Sub-Contractor Agreements are important to make sure both your business and the sub-contractor are aware of the scope of work to be performed and are clear on the roles and responsibilities of both parties.
Let’s imagine you’re a subcontractor, and you’ve been asked to price up a job. The project has already commenced. Another subcontractor had been lined up, but they’ve been delayed on something else, and the builder is desperate.
You knock up a quote. You never attach T&Cs to your quotes, because usually you have to sign the builder’s subcontract, so it seems like a waste of time. There’s a lot of materials to order and you ask for an upfront deposit.
The builder sends an email accepting your quote. By some miracle (i.e., every other job you’re on is delayed), you can get started next week.
The builder is overjoyed, and the site manager books the induction in on Monday. You ask for a copy of the subcontract. This is a big project; you assume they have something drafted and ready to go.
The construction market in WA has gone from over-heated to super-heated. Everyone’s chasing their tails and it feels like there’s no time to deal with tedious details, like contracts.
But no… The builder has been so caught up on other crises, subcontracts haven’t been sorted yet. They’ll get something out to you soon but ask if you can just get onto the job site on Monday so they can start to recover some program.
Weeks go by, you’ve burned multi-seven figures in costs, there are all kinds of delays, you still haven’t received the upfront deposit and your other payment claims have been short paid. Things are getting nasty, and you call a lawyer to find out where you stand. The lawyer asks you for a copy of the subcontract. You start to feel nervous and sheepishly hand over the builder’s email accepting your quotation.
Great, the lawyer says – we can use the T&Cs that you had on your quote! There’s a deeply awkward silence as you wonder what to say.

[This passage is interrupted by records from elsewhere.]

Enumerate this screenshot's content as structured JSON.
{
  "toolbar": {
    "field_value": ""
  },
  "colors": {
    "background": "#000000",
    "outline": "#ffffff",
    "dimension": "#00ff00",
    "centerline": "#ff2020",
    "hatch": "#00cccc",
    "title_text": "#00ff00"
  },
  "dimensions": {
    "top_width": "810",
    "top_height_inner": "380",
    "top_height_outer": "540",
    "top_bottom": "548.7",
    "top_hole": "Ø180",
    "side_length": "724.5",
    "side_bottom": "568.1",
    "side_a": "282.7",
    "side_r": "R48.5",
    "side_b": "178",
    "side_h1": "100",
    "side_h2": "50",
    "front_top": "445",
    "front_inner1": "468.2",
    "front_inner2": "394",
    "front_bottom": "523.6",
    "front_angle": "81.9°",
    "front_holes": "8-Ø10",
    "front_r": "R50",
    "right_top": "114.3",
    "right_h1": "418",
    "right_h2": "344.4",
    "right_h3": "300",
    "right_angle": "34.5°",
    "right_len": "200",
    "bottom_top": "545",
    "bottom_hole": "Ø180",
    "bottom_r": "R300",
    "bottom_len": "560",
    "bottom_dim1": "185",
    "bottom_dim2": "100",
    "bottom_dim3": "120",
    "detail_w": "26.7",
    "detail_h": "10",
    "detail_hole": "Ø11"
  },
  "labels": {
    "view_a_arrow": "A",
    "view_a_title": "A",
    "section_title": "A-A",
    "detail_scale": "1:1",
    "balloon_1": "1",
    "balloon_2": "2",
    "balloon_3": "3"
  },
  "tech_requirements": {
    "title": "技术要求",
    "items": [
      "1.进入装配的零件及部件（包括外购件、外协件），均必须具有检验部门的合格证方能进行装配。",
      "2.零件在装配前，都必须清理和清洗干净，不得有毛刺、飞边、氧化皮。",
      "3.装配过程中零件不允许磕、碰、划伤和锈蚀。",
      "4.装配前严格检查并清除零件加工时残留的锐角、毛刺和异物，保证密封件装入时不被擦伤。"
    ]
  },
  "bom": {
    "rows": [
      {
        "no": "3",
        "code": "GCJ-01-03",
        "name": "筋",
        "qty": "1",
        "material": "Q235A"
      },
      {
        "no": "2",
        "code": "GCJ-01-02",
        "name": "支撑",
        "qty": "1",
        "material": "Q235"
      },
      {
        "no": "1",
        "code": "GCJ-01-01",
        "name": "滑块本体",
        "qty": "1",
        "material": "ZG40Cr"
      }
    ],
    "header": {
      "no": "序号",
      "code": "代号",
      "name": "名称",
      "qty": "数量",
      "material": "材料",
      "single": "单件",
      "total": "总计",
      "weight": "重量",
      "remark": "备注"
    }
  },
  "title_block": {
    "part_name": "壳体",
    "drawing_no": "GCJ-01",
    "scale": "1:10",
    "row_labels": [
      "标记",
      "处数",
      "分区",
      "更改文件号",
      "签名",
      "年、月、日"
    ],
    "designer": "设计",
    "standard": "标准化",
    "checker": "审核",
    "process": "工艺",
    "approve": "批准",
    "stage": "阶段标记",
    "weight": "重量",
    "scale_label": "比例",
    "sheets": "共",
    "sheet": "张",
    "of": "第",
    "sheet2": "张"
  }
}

Does this little scenario seem far-fetched? It isn’t. I’ve been the audience to that awkward silence several times in the last 3 months.
The moral of the story is that you should have some terms on your quotes. Here’s 3 reasons why:
T&Cs Make Your Quote Capable Of Forming A Real, Live Contract
Your terms and conditions don’t have to be 10 pages of legal gibberish. You can set out the deal breakers for your business (price, payment terms, program and variation management and termination) in less than a page.
If you’ve done that, and you find yourself in the little saga I wrote about above, happy days – when the builder accepts the quote, you have a contract. Not only that, but its terms are clear.
Manage Client Expectations And Streamline Negotiations
For most larger jobs, there will be a formal subcontract, and it will set aside the terms and conditions that you have on your quote.
But, if your deal breakers were on the quote (e.g., an up-front deposit or more favourable payment terms than the security of payment legislation), it makes it a lot easier to negotiate them into a subcontract that you receive from the builder. That’s because you’ve let your client know what they were in for, right at the outset.
Demonstrate That Your Business Is A Legit Professional Operation
The days of handshake deals are behind us. Professional businesses understand that it’s worthwhile capturing the terms of the deal in a written agreement, because that reduces the potential for arguments down the track.
If your business is growing, your clients will expect you to understand what’s involved in protecting your business. They know that business risk management is what helps you make a profit, and that means they’ll achieve a better project outcome.
Bigger clients aren’t going to be frightened off by your legal and commercial expectations appearing on the quotation. Far from it – they’ll know that they’re dealing with a worthy business partner.
This post was originally published on Business Foundations.